Alice Kaminsky, a professor of English at the State University of New York at Cortland, allows her bitterness to come through virtually every page. Yet most readers will tolerate the sharp, personal barbs and the endless self-pity because they have never known the pain of her position.

Kaminsky blasts New York City “as paradigm for all the cities in which violence is a pervasive and accepted phenomenon,” and rips the criminal justice system. She reserves special treatment for New York Governor Mario Cuomo who, while refusing to force his individual beliefs regarding abortion on others because society has no antiabortion consensus, has four times vetoed capital punishment legislation which is clearly favored by a consensus of voters. Cuomo’s daughter, son, and wife have been assaulted and robbed at various times in New York City, and his 79-year-old father-in-law was hospitalized after being severely beaten by muggers. A conservative may be a liberal who’s been mugged, but liberal orthodoxy appears to survive assaults on closest kin.
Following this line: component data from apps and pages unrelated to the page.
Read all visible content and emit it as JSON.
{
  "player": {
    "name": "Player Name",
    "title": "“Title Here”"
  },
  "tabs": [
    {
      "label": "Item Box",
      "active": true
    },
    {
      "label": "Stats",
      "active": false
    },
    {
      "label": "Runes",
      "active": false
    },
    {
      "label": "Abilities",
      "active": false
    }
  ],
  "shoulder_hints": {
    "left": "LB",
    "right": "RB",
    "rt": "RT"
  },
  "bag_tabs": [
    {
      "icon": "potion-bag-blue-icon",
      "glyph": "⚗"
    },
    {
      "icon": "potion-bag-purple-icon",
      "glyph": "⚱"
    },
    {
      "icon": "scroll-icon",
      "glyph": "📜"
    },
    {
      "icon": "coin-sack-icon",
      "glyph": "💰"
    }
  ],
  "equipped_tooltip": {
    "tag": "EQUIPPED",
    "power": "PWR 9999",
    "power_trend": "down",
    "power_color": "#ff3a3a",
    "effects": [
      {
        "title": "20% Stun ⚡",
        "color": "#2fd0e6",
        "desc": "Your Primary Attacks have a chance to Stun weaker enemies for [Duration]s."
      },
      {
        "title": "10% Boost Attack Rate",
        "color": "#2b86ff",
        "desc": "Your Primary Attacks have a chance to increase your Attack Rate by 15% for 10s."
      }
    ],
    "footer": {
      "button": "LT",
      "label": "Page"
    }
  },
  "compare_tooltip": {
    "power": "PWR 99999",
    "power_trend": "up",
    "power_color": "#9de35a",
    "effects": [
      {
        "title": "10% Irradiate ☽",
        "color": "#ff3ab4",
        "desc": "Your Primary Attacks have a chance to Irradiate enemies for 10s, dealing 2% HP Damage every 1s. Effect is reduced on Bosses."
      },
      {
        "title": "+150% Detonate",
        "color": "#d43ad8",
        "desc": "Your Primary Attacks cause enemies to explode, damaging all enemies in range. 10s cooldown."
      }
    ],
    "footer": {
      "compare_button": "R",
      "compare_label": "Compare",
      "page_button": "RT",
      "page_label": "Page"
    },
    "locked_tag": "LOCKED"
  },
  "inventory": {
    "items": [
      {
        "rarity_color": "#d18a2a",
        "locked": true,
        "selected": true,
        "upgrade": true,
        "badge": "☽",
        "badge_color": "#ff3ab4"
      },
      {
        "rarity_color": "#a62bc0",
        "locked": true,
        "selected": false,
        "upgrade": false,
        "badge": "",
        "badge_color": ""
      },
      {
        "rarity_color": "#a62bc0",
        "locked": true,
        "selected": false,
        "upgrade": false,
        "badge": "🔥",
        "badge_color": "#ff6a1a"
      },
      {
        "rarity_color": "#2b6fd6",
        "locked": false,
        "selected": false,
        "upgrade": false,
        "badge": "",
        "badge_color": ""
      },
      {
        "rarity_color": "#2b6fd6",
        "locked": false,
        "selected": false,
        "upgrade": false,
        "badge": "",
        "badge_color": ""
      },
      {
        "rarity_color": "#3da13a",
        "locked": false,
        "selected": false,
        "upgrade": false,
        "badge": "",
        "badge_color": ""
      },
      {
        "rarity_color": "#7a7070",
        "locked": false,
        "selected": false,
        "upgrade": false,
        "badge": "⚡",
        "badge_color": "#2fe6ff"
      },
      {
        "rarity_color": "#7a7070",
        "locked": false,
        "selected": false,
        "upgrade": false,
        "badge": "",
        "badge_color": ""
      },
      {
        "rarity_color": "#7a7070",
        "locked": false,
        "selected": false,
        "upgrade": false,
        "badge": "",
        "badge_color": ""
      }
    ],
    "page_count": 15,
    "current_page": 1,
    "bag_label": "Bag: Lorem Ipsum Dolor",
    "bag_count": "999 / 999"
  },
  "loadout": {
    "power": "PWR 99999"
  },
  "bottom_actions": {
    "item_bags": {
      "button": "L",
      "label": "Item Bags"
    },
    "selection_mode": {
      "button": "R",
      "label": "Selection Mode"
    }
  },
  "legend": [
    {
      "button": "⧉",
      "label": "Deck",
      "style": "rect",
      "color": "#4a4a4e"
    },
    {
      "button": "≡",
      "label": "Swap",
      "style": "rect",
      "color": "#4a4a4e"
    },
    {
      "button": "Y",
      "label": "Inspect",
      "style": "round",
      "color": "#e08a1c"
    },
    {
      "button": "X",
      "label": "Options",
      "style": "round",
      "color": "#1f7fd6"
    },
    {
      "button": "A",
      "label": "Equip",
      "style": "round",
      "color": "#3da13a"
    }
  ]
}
Cuomo continues to make such statements as, “I do not believe that responding to violence with violence or death with death is the answer. It does not undo the loss.” To which the Victim replies, “No one who argues for the death penalty uses this kind of irrelevant rhetoric. We kill a murderer to show that the life of an innocent person is worth more than the life of a murderer; we do it to punish him, to prevent him from killing again, and to express our moral outrage.”
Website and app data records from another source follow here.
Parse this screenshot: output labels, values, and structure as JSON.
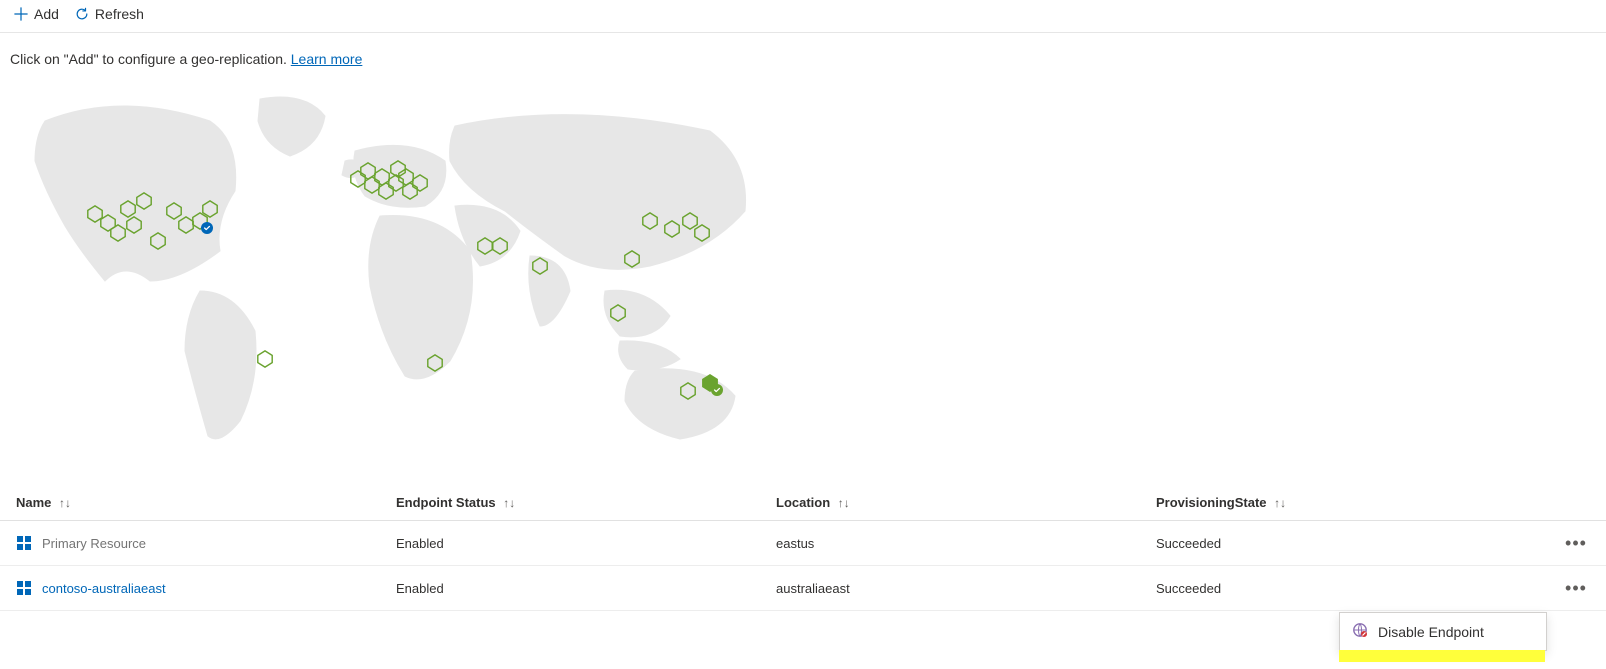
{
  "toolbar": {
    "add_label": "Add",
    "refresh_label": "Refresh"
  },
  "hint": {
    "text": "Click on \"Add\" to configure a geo-replication.",
    "link_label": "Learn more"
  },
  "columns": {
    "name": "Name",
    "endpoint_status": "Endpoint Status",
    "location": "Location",
    "provisioning_state": "ProvisioningState"
  },
  "rows": [
    {
      "name": "Primary Resource",
      "is_link": false,
      "endpoint_status": "Enabled",
      "location": "eastus",
      "provisioning_state": "Succeeded"
    },
    {
      "name": "contoso-australiaeast",
      "is_link": true,
      "endpoint_status": "Enabled",
      "location": "australiaeast",
      "provisioning_state": "Succeeded"
    }
  ],
  "context_menu": {
    "disable_label": "Disable Endpoint"
  },
  "map": {
    "primary_region": "eastus",
    "replica_region": "australiaeast"
  }
}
The hottest spot in Kaminsky’s hell is reserved not for Mario Cuomo but for Norman Mailer. Kaminsky’s attack on Mailer’s prose style and artistic message, waged with a butcher’s cleaver and not a scalpel, is unrelenting. Kaminsky accuses Mailer of romanticizing violence and the violent, complaining that Mailer deliberately fosters empathy for Gilmore by comparing him to a “tender, kind, scared rabbit” instead of “a monster . . . a snake.”

She also indicts Mailer for getting Jack Abbott out of prison, only to murder Richard Adan, a promising young playwright working as a waiter, when denied use of the restaurant toilet. Mailer refused to abandon his protege even after he murdered again; instead, he fingered—you got it—society, not to mention the fascist police state, the rich, and nuclear weapons.

Kaminsky’s apparent theme, that her son Eric died for your sins—and yours and yours and yours—is a bit much. But the sense of outrage in The Victim’s Song compels us to take a hard look at a modern culture in which murderers and novelists collaborate as partners in crime.


[The Victim’s Song, by Alice R. Kaminsky; Buffalo: Prometheus Books]